| Exercise objective |
The answer must consist of every line in the records below that contains the string "Hospital".
BEGIN Extracted material
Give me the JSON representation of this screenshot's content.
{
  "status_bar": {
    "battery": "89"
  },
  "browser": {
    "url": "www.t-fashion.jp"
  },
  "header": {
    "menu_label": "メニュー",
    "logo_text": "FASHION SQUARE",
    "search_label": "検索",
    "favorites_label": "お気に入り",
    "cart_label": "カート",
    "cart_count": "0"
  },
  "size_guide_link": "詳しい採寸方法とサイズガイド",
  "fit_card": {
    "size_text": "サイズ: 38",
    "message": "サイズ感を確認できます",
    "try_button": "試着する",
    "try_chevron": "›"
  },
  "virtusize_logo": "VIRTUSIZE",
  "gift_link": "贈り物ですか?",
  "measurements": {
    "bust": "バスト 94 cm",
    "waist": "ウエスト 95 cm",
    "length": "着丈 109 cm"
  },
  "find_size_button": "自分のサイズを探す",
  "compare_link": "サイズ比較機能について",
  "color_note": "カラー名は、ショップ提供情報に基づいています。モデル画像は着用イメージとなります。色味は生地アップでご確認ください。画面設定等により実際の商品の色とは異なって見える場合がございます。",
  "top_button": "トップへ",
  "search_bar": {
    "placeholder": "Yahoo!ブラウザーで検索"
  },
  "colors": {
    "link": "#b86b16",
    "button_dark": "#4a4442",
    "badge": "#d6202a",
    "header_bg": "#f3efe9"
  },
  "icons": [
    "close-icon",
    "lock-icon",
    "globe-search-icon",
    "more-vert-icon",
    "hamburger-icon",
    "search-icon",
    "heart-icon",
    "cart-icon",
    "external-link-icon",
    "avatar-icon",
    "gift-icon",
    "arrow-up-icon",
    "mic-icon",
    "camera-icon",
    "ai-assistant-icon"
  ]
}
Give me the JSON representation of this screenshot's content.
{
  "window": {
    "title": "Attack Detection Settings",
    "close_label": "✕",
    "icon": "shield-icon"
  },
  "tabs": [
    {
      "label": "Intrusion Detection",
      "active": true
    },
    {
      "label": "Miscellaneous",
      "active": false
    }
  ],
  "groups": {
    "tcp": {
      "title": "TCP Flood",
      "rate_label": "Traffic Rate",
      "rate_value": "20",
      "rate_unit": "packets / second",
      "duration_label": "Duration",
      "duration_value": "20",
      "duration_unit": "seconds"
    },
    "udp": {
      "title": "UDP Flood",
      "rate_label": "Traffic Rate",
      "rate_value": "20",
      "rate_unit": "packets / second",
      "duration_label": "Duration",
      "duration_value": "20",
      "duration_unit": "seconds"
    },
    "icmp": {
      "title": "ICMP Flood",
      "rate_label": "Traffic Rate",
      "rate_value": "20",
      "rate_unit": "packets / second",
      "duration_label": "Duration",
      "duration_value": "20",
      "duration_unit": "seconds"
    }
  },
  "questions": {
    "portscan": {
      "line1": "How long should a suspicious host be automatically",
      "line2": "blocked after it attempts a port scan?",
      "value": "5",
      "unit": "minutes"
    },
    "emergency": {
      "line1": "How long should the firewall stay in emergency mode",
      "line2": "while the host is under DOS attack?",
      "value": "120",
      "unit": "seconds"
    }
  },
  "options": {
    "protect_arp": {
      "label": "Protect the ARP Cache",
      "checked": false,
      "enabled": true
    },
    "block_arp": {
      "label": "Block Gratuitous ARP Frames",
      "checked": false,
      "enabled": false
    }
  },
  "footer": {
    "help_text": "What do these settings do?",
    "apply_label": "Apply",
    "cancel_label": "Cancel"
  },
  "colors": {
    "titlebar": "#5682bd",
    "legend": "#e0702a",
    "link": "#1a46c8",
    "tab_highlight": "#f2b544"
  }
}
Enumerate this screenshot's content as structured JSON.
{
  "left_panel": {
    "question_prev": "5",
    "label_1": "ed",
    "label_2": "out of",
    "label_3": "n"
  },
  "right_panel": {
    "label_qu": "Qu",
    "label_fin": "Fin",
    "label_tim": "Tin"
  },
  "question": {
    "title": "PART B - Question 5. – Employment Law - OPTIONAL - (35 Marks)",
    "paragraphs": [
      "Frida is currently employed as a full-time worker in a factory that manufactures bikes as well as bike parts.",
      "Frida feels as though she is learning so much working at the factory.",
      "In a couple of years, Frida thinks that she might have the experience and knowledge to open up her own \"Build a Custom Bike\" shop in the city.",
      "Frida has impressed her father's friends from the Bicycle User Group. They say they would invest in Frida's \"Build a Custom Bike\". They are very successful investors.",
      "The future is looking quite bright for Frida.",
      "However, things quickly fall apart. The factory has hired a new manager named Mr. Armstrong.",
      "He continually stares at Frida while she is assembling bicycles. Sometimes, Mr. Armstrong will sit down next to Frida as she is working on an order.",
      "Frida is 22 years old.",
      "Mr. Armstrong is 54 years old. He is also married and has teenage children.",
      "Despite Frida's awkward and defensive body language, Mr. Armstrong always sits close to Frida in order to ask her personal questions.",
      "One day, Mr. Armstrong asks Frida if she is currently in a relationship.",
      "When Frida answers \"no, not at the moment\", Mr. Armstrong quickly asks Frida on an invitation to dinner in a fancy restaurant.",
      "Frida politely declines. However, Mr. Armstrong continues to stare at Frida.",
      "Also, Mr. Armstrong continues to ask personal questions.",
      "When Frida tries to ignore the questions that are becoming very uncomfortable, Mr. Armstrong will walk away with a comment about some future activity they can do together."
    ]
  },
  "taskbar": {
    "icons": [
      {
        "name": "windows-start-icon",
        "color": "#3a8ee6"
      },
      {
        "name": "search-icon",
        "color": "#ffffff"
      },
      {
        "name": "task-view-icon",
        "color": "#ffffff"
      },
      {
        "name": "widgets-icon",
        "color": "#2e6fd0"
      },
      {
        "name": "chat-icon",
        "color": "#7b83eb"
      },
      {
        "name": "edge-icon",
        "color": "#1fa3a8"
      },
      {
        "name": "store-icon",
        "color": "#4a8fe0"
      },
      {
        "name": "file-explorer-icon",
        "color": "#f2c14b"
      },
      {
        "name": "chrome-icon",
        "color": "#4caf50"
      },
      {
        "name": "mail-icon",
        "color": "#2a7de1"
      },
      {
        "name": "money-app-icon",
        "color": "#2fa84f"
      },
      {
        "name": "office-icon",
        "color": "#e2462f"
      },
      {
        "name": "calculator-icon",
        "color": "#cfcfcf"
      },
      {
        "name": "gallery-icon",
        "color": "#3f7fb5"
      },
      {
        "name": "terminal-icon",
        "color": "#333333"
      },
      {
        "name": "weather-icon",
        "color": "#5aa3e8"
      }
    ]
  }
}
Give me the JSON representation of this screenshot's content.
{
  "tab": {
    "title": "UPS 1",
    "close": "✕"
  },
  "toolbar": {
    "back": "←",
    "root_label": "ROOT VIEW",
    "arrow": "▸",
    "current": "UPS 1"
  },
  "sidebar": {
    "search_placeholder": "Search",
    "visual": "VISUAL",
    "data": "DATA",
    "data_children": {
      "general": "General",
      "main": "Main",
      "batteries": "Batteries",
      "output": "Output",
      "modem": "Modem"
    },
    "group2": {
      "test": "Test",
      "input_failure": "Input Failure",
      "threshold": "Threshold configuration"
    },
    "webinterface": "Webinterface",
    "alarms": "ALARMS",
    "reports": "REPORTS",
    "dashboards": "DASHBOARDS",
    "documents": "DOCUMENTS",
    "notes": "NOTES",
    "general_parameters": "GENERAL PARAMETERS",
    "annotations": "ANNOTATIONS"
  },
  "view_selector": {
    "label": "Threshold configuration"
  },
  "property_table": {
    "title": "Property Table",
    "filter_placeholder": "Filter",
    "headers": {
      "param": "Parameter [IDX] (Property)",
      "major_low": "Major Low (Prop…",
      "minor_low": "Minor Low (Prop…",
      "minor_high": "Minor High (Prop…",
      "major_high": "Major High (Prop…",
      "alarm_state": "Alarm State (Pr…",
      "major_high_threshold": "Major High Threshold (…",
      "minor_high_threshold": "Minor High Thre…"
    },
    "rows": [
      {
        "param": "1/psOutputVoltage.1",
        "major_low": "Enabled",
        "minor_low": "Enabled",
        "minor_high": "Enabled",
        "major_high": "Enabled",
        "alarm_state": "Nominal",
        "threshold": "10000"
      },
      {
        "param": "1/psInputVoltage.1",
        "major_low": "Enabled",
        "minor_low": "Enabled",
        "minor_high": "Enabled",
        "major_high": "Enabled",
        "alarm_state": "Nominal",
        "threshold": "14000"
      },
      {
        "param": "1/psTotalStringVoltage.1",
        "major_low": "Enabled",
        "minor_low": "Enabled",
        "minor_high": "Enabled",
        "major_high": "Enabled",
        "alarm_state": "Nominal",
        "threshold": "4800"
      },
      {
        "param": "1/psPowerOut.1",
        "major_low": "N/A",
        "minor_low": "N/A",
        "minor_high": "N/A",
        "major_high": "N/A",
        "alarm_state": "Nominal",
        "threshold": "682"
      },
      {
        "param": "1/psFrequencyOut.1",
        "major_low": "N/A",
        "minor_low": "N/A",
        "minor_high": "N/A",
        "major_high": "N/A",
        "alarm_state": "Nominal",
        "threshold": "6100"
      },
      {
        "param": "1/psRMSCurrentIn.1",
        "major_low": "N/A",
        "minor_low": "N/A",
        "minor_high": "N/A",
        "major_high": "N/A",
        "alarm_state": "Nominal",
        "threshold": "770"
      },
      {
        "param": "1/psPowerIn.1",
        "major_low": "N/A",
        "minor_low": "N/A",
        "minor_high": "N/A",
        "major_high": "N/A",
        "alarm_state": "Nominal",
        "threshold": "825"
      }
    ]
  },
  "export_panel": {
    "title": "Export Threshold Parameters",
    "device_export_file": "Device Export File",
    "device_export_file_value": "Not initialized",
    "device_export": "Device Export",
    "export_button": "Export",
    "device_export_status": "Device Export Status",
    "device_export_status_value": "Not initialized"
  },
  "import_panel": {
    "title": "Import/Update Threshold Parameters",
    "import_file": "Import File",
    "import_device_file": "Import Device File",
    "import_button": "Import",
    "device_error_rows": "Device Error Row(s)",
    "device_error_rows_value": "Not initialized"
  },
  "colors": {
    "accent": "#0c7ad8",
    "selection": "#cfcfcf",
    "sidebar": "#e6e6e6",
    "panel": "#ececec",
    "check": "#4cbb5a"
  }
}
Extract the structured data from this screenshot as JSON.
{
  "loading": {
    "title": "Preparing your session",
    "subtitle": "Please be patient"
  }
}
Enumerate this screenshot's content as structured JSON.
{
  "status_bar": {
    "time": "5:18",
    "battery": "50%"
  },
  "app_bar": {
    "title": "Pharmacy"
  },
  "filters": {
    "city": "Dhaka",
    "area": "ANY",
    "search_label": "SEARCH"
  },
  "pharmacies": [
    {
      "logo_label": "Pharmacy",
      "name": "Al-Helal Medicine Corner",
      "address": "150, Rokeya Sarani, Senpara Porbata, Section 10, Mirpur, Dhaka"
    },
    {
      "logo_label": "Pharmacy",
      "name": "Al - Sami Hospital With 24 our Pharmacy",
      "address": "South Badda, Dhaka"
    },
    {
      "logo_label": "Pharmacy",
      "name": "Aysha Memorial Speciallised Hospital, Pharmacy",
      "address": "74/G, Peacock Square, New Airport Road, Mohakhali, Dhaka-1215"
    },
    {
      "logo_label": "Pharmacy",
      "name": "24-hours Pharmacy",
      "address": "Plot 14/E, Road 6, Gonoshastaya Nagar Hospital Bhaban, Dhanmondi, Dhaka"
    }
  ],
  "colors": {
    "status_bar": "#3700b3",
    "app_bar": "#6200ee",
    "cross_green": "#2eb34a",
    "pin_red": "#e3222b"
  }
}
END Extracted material
| Worked solution |
      "name": "Al - Sami Hospital With 24 our Pharmacy",
      "name": "Aysha Memorial Speciallised Hospital, Pharmacy",
      "address": "Plot 14/E, Road 6, Gonoshastaya Nagar Hospital Bhaban, Dhanmondi, Dhaka"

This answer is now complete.